“The percentages we receive in the races go up every election and right now we are at the point where we are going to be able to push through. I think we’re going to be able to get the right coalitions together to be able to blow right past the three-percent,” said West.
In 2012 the party’s presidential nominee Gary Johnson drew 1.52-percent of the vote. In 2014, gubernatorial candidate Frank Gilbert drew 1.92-percent of the vote. And in 2016 Johnson ran again, garnering 2.65-percent of Arkansas’s vote.

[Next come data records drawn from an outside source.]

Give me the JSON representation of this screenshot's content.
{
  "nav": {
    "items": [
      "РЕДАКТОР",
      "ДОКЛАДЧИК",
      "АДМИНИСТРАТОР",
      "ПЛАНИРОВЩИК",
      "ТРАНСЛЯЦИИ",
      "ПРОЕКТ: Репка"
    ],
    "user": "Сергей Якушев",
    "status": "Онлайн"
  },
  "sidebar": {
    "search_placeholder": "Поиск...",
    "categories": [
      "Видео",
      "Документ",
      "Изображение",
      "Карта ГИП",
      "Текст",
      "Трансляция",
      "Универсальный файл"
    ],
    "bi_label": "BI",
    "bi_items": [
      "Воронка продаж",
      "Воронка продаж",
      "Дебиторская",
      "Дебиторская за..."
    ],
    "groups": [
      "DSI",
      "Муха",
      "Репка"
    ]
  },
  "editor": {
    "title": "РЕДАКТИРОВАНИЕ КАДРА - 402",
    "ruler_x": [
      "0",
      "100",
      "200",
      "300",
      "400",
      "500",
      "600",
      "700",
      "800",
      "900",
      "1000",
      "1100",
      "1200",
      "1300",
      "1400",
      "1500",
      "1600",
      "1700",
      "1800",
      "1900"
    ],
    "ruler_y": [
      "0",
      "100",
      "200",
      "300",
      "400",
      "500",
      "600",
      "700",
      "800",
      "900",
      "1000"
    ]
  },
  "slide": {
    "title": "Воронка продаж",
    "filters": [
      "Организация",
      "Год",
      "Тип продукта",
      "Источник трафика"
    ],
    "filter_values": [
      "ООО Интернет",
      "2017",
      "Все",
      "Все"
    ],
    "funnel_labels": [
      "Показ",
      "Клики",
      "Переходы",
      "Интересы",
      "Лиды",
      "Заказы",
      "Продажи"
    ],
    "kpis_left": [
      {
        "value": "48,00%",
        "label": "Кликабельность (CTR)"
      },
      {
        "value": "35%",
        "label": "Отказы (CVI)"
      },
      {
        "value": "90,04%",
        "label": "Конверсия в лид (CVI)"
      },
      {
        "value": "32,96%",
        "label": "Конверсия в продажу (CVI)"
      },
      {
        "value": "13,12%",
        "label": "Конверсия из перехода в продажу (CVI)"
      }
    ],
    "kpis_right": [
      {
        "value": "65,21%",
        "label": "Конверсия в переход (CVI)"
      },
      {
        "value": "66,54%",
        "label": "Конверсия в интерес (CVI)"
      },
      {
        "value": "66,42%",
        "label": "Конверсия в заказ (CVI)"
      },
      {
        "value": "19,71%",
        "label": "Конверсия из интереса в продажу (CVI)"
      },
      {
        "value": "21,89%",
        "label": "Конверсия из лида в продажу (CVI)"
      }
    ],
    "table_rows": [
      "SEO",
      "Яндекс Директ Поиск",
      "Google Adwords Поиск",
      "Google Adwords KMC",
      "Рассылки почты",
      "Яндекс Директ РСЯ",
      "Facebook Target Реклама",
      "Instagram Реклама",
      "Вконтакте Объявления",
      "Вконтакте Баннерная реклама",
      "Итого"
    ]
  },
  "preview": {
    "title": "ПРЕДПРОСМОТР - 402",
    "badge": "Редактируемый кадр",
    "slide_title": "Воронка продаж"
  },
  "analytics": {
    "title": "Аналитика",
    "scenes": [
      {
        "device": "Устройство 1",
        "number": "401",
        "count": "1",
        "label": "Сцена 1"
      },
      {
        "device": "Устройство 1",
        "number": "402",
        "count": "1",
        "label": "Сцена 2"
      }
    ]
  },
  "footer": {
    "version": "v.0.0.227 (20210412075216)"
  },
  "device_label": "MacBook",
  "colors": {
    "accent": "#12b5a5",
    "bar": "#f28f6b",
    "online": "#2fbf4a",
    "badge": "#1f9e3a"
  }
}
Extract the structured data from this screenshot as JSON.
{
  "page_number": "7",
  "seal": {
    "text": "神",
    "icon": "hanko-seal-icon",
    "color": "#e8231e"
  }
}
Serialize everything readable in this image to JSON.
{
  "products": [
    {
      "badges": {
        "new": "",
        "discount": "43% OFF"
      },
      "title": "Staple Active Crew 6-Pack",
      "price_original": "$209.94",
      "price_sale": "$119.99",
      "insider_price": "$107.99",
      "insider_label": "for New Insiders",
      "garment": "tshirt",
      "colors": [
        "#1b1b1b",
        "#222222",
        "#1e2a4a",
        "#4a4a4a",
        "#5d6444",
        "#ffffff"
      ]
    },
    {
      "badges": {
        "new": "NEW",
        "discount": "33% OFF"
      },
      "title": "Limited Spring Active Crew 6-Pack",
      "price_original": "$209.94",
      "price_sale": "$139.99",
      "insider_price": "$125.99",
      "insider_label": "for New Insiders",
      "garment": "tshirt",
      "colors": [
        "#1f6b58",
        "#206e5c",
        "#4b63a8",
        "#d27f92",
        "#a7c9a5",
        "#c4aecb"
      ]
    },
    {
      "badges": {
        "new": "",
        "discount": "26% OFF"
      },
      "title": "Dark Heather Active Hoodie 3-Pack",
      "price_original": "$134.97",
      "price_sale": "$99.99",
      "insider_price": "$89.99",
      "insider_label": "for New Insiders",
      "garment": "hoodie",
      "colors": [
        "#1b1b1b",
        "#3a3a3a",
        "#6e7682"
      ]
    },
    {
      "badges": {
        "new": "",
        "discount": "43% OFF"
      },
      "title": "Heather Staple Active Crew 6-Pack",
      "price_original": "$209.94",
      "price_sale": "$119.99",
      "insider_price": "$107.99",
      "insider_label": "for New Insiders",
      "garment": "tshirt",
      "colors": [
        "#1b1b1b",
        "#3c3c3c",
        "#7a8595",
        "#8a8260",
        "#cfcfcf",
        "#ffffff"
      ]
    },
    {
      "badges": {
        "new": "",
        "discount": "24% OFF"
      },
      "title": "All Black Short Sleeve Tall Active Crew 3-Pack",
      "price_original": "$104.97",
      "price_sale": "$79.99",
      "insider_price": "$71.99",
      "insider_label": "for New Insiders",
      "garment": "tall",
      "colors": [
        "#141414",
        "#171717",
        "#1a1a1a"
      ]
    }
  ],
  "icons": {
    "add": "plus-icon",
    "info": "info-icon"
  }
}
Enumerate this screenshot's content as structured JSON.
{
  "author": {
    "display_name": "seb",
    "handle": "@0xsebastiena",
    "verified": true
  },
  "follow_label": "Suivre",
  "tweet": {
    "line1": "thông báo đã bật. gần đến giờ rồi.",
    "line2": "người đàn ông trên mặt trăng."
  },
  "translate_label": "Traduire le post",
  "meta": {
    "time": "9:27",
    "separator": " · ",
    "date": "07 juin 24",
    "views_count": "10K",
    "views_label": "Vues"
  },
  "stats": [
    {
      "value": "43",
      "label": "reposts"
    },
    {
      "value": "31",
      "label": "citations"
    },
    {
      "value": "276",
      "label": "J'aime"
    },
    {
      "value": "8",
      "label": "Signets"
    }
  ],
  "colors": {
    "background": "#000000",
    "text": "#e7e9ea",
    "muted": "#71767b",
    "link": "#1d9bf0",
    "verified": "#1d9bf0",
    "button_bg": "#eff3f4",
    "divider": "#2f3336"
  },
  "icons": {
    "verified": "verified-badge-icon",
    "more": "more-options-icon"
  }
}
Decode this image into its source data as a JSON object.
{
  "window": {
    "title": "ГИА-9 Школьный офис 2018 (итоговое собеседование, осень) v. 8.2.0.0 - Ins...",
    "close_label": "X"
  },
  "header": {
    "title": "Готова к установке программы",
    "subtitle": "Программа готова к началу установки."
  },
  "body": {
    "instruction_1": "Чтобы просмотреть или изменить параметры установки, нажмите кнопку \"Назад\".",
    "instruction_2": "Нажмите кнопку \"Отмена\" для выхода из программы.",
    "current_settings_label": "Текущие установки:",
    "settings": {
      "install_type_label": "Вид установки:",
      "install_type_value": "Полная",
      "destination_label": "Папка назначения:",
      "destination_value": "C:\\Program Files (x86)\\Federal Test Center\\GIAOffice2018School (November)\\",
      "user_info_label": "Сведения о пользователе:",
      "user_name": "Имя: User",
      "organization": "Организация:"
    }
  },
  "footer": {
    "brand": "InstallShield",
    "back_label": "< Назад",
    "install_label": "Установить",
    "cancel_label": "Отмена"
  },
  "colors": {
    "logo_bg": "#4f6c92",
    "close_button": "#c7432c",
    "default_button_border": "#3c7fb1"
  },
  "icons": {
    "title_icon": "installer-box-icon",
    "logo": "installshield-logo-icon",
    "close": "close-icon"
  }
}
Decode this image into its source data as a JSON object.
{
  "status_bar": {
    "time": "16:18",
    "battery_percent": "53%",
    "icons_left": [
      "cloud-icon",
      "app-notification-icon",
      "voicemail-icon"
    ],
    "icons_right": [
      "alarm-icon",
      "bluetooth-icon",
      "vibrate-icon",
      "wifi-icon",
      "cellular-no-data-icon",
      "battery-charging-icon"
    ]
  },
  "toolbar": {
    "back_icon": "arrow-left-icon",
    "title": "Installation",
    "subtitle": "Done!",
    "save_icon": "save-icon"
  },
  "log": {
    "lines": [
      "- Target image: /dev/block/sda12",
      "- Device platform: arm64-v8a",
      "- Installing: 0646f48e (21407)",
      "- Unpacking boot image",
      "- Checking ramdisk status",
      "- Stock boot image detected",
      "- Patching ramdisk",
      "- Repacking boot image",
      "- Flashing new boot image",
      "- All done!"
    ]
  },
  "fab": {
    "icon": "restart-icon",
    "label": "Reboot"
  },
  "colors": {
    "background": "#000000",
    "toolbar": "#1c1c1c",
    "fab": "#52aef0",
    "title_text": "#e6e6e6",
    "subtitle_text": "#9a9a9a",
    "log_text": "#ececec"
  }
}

The Libertarian Party of Arkansas is hoping in-part to draw votes from down the ballot by fielding more candidates than it ever has before, with 33 office seekers from the state Legislature to the governor’s office.
West says he’s got a message of “government accountability” that’ll resonate with the electorate.
“We are going to run with COST, which is our Committee on Spending and Taxation. We believe that using that we’ll be able to target different agencies where you have duplication or abuse going on, or where there is inappropriateness or unethical behavior going on and we’re going to crack down on that because government should serve the citizens,” said West.
He continued, “We’ll find expenses and things we’ll be able to cut on a budgetary nature and regulations that we’ll be able to cut so that we can free up Arkansans to be the masters of their own domain, to be the chief deciders to their lives, and to be able to pull themselves up with us getting the government out of everybody’s way and out of everybody’s personal lives.”
West ran against U.S. Representative Rick Crawford in 2016. The Republican lawmaker from Jonesboro trounced West with 76-percent of the vote to West’s 23.72 percent. No Democrat ran for the First District seat that year. In the two other Congressional seats that only fielded Republican and Democrats, Libertarians took between 22-25 percent of the vote. In the Second District, where Republican incumbent French Hill faced Democrat Dianne Curry, Libertarian Chris Hayes drew 4.74 percent of the vote.